How many U.S. nukes are at risk?
How many U.S. nuclear plants are vulnerable to a tsunami and/or a 500-year 100-year flood? If the GOP has its way, their vulnerability will rise sharply — as will that of all Americans in the path of any serious disaster.
Extreme weather disasters, especially floods, are on the rise (see Two seminal Nature papers join growing body of evidence that human emissions fuel extreme weather, flooding). Craig Fugate, who heads the U.S. Federal Emergency Management Agency, said in December, “The term ‘100-year event’ really lost its meaning this year” (see Munich Re: “The only plausible explanation for the rise in weather-related catastrophes is climate change”).
We’ve already seen that proposed GOP budget cuts make clear the Grand Oil Party believes accurate weather forecasting and hurricane tracking are luxuries America can’t afford. But their budget — along with their proposed continuing resolution — reveals that they simply want to eviscerate America’s ability to plan for and respond to all major disasters, no matter what their cause, including ones that might threaten nuclear power plants.
Think Progress has the details:
Congressional Republicans’ 2011 budget would slash funding for government agencies directly responsible for issuing tsunami warnings and severely reduce the government’s capacity to track and respond to these disasters, the president of the union that represents employees of the National Weather Service told ThinkProgress today in the wake of the tragic tsunami in the Pacific. The House Republican budget, which was rejected by the Senate this week, would have cut funding to NOAA “” the agency directly responsible for tsunami monitoring and warning “” restricting the government’s ability to respond.
Dan Sobien, the president of National Weather Service Employees Organization, said in a statement to ThinkProgress that while his agency, a subsidiary of NOAA, has made contingency plans, the GOP cuts would “put considerable stress” on the country’s tsunami monitoring and response systems:
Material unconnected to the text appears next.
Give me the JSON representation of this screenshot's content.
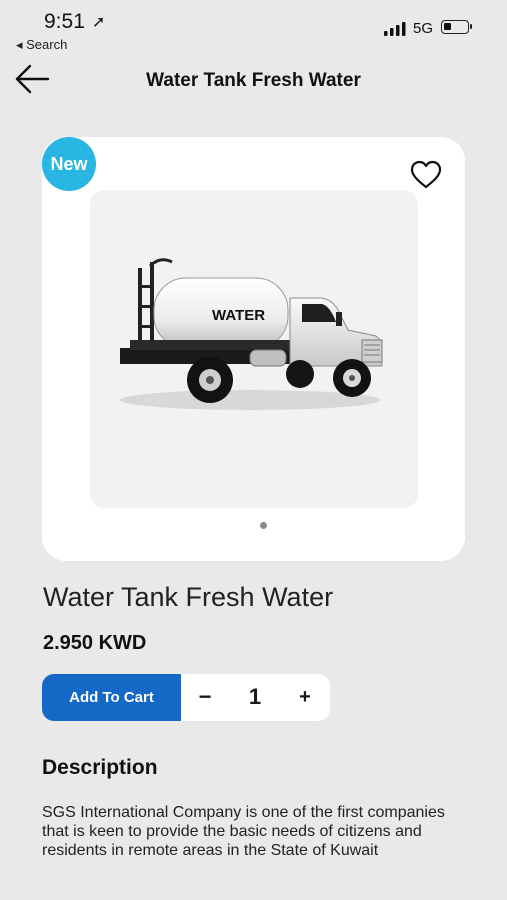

“NOAA has put together part of a contingency plan to handle such a massive cut and while it spares tsunami buoys, all other coastal buoys are non funded and there will be furloughs at both Tsunami Warning Centers (TWC). These furloughs will take away the TWC’s ability to upgrade tsunami models and will put considerable stress on watchstanders ability to react. This plan unfortunately only account for about half the cuts that need to be made, about 60 of the 126 million that needs to be cut. While today’s disaster is of particular concern to everyone, we are just now entering tornado season and soon will be hurricane season and our organization firmly believes any effort to defund and dismantle our nations early warning system for all disasters is very unwise.”
These furloughs could result in “a very heightened risk for loss of life,” a National Weather Service forecaster told CNBC. Indeed, the GOP’s cuts would have a significant impact on the nation’s disaster preparedness:
– $1.5 billion cut in grants for first-responders to disasters of “mass destruction.”
– 12 percent cut to Emergency Management Planning Grants, which provide critical funds to help communities conduct “effective catastrophic all-hazards planning.”
– Closure of local National Weather Service offices and a furlough of NOAA employees for more than 27 days at a time. The closures would essentially silence the government’s warning system during disasters.
– Cuts in NOAA’s satellite maintenance budget, putting satellites out of commission more quickly and crippling the government’s ability to track tsunami wave patterns, hurricanes and even routine weather patterns.
– Additional cuts to FEMA and the Coast Guard.
According to a Ocean Conservancy fact sheet obtained by ThinkProgress, at least a third of US GDP is concentrated in weather sensitive industries and the GOP’s cuts could leave large sectors of the economy vulnerable to natural disasters. The cuts would also deny daily weather information to more than 30 million Americans, and reduce the military’s access to weather information before combat missions.
For now, funding remains in place and agencies have been able to respond properly to today’s crisis — but TP also reports that “New Three-Week GOP Funding Resolution Would Slash Funds For Tsunami Monitoring And Disaster Response“:
[Yesterday] in an unfortunate bit of bad timing, House Appropriations Committee Chair Hal Rogers (R-KY) introduced a new continuing resolution to fund the government for the next three weeks, while implementing more than $6 billion in budget cuts “” including more than $100 million from the agency responsible for handling tsunamis. Beyond slashing funds to NOAA, the GOP plan would strip money from the agency that monitors earthquakes, along with other critical programs:
- NOAA: The agency with primary responsibility for warning Americans about natural disasters like tsunamis and hurricanes would lose more than $117 million in funding, including $99 million in cuts to its Operations, Research, and Facilities activites.
- U.S. Geological Survey: The agency that monitors earthquakes and other seismic activities will see more than $7 million cut from its Surveys, Investigations, and Research budget.
But what’s to worry about — it can’t happen here, right?
- The year of living dangerously. Masters: “The stunning extremes we witnessed gives me concern that our climate is showing the early signs of instability”
- Yes, “human-induced increases in greenhouse gases have contributed to the observed intensification of heavy precipitation events” over much of the NH
- Conservatives oppose adaptation, too